- [Instructions to follow]:
Scan the records for the line containing "Read all visible content and emit it as JSON."; extract it and all later lines, verbatim, through the end, and nothing before it.

- [Supplied information]:
---*---
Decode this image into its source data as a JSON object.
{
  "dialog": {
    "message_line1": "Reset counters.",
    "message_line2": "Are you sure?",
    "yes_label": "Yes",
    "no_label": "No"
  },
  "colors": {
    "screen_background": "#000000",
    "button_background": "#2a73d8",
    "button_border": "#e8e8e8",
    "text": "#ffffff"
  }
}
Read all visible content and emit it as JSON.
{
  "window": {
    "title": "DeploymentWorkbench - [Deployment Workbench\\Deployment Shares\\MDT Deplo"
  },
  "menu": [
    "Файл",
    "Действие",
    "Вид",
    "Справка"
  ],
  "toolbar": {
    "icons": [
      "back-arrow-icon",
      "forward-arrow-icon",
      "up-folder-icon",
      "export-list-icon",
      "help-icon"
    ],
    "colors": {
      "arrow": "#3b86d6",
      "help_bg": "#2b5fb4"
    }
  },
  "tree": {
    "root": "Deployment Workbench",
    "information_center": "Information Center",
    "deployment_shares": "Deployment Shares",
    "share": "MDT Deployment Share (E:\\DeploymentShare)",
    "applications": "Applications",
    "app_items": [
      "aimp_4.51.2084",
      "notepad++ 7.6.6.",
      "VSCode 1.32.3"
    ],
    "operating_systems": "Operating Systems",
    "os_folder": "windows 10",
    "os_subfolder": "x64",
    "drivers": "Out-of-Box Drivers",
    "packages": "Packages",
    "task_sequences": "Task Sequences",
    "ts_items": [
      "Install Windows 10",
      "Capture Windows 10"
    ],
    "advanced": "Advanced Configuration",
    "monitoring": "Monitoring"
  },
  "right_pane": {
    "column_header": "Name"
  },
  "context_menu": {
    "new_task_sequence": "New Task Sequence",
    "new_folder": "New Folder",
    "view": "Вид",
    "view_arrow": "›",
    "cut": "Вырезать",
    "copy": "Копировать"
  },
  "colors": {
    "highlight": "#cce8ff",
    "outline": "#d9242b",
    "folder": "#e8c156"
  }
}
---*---
- [Answer box]:
Read all visible content and emit it as JSON.
{
  "window": {
    "title": "DeploymentWorkbench - [Deployment Workbench\\Deployment Shares\\MDT Deplo"
  },
  "menu": [
    "Файл",
    "Действие",
    "Вид",
    "Справка"
  ],
  "toolbar": {
    "icons": [
      "back-arrow-icon",
      "forward-arrow-icon",
      "up-folder-icon",
      "export-list-icon",
      "help-icon"
    ],
    "colors": {
      "arrow": "#3b86d6",
      "help_bg": "#2b5fb4"
    }
  },
  "tree": {
    "root": "Deployment Workbench",
    "information_center": "Information Center",
    "deployment_shares": "Deployment Shares",
    "share": "MDT Deployment Share (E:\\DeploymentShare)",
    "applications": "Applications",
    "app_items": [
      "aimp_4.51.2084",
      "notepad++ 7.6.6.",
      "VSCode 1.32.3"
    ],
    "operating_systems": "Operating Systems",
    "os_folder": "windows 10",
    "os_subfolder": "x64",
    "drivers": "Out-of-Box Drivers",
    "packages": "Packages",
    "task_sequences": "Task Sequences",
    "ts_items": [
      "Install Windows 10",
      "Capture Windows 10"
    ],
    "advanced": "Advanced Configuration",
    "monitoring": "Monitoring"
  },
  "right_pane": {
    "column_header": "Name"
  },
  "context_menu": {
    "new_task_sequence": "New Task Sequence",
    "new_folder": "New Folder",
    "view": "Вид",
    "view_arrow": "›",
    "cut": "Вырезать",
    "copy": "Копировать"
  },
  "colors": {
    "highlight": "#cce8ff",
    "outline": "#d9242b",
    "folder": "#e8c156"
  }
}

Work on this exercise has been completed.